Plant Industry - Spotted Lanternfly

Spotted Lanternfly

Report suspected Spotted Lanternfly 

Spotted lanternfly, Lycorma delicatula, is an invasive planthopper that was first detected in the United States in Berks County, Pennsylvania, in 2014. Since then, the pest has been detected in over 14 states. Reproducing infestations of this pest have been found throughout Pennsylvania as well as portions of Connecticut, Delaware, Maryland, Ohio, New Jersey, New York, Virginia, Massachusetts, Indiana, Illinois, Kentucky, Tennessee and West Virginia. The first live population of spotted lanternfly was found in Forsyth County, North Carolina near the border with Guilford County in June 2022. This is currently the only known population of this pest in the state.

Spotted Lanternfly Distribution Map Eastern USA

PLEASE NOTE: Counties with a purple dot are considered one-off incidents and in most cases represent a single dead adult associated with material shipped from one of the blue infested areas. The areas in blue are where reproducing populations of spotted lanternfly are known to occur. (Image courtesy of New York Integrated Pest Management, Cornell University)

Spotted lanternfly is a piercing-sucking insect that produces large amounts of honeydew while feeding. This buildup of honeydew attracts stinging insects like wasps and ants and can cause black sooty mold to grow on infested plants as well as homes and businesses, reducing property values. They are a known pest of over 70 species of plants including grapes, stone fruits, apples, maple, oak, walnut, willow, and tree-of-heaven. SLF overwinters in the egg stage, hatching into nymphs during late-Spring to early-Summer. There are four nymphal (instar) stages prior to becoming adults in late Summer. The 4th nymphal stage (late instar) and adults show a strong preference for tree-of-heaven as their host.

Egg Mass Early Instars Late Instar Adult
SLF egg mass
Early SLF Instars
Late SLF Instar
SLF Adult
September to May Late March to June Late May to July July to December
Each egg mass is ~1-inch in size and contains roughly 35 eggs The 1st instar is small (roughly the size of a tick) and grows to ~1/4-in size (3rd instars) Bright red and ~1/2-in in size From head to wing tip ~1-in in size


If you think you have seen Spotted Lanternfly, please take a photo (and try to include a size reference such as a quarter or pen) and upload it with our reporting tool.    
When submitting a report please include the location of the sighting, the date, and your contact information. If the insect got away, please take a picture of the location where you saw it.

There are a number of native insects that are commonly mistaken for spotted lanternfly. Please check out the look-alike documents below to see some of these common look-alikes:


Activities for the Kids   
Spotted Lanternfly Origami (Select 'fit to printable area' when printing)   
SLF Search & Find and Fun Facts Sheet

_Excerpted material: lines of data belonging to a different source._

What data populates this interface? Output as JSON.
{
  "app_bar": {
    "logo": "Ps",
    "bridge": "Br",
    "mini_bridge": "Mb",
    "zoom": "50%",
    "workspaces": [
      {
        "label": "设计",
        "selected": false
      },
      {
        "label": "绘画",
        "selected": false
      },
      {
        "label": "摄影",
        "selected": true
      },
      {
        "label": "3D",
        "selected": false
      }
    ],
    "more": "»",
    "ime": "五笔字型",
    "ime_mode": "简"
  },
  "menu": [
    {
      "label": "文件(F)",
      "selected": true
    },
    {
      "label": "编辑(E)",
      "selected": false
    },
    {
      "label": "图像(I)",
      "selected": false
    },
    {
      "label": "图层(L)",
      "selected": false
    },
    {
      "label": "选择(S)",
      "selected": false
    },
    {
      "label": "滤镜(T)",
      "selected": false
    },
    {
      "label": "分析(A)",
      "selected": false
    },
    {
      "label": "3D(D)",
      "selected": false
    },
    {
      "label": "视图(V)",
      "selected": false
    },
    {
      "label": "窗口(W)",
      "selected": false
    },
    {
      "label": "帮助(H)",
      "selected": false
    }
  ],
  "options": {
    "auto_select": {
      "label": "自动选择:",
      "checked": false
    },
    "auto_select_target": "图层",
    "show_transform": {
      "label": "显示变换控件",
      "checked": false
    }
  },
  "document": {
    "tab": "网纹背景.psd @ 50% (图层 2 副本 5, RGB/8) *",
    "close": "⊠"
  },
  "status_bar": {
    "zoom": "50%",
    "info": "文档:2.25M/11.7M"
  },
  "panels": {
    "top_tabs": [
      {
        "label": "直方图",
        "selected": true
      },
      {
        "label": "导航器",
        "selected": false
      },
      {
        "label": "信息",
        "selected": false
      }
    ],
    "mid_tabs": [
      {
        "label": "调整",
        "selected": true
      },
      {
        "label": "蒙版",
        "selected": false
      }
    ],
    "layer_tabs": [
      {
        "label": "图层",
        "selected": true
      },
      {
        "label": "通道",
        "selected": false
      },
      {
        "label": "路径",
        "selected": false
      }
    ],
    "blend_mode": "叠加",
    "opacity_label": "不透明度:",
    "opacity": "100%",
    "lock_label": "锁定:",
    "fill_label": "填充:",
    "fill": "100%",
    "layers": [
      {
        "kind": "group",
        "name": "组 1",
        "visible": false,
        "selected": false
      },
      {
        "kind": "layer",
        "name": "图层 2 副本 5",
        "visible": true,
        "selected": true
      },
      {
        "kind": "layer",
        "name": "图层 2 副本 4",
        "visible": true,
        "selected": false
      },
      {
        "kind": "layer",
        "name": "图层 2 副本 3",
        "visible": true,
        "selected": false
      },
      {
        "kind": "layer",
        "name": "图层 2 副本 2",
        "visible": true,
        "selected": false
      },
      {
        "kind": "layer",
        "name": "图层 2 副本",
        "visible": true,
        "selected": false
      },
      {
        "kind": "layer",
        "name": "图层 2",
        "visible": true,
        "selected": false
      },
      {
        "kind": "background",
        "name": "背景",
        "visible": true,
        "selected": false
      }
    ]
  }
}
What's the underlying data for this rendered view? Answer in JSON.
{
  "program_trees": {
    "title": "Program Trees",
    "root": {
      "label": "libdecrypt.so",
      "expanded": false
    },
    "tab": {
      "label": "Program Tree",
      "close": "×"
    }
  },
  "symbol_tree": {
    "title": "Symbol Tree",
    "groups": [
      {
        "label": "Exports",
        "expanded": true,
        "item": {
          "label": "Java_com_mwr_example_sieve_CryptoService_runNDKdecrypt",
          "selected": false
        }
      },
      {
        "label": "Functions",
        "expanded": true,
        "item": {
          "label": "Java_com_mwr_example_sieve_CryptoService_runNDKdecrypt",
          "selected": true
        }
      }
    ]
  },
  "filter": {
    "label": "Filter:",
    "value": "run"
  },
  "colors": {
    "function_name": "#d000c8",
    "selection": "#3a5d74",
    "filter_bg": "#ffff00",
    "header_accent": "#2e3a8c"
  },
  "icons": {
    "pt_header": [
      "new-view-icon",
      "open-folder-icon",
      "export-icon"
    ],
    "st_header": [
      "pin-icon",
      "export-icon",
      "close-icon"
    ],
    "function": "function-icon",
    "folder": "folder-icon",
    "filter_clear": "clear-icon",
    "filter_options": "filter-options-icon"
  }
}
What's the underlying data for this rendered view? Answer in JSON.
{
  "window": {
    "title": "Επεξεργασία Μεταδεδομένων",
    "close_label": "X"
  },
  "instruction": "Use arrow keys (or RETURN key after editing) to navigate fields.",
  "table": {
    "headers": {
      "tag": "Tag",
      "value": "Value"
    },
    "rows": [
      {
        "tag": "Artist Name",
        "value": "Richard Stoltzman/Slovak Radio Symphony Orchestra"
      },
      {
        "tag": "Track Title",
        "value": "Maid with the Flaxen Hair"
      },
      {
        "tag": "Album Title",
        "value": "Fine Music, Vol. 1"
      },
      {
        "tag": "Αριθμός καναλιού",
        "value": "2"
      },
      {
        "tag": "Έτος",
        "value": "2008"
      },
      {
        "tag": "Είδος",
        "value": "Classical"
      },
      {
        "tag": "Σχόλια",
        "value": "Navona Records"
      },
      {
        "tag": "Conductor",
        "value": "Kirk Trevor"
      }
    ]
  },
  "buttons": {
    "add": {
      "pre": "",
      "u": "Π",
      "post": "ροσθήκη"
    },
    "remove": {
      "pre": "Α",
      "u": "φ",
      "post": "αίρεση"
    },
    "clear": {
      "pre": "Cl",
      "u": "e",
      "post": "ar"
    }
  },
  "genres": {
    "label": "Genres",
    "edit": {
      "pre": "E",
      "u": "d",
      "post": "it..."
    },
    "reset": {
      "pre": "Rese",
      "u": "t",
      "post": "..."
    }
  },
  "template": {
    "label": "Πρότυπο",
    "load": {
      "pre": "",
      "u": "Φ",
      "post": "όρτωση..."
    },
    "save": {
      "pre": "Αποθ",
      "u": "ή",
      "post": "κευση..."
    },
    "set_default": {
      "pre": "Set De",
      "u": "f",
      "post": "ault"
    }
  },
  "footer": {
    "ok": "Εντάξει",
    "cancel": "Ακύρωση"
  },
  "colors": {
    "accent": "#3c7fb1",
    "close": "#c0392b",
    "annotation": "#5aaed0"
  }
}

Useful Links    
NC Cooperative Extension Spotted Lanternfly Resources Page    
Pennsylvania Department of Agriculture    
Connecticut Department of Energy and Environmental Protection    
Delaware Department of Agriculture   
Maryland Department of Agriculture    
New Jersey Department of Agriculture   
New York Department of Agriculture    
New York State IPM Center   
Ohio Department of Agriculture    
Virginia Department of Agriculture   
West Virginia Department of Agriculture    
Indiana Department of Natural Resources   
Michigan Department of Agriculture and Rural Development   
Rhode Island Department of Environmental Management   
Massachusetts Department of Agricultural Resources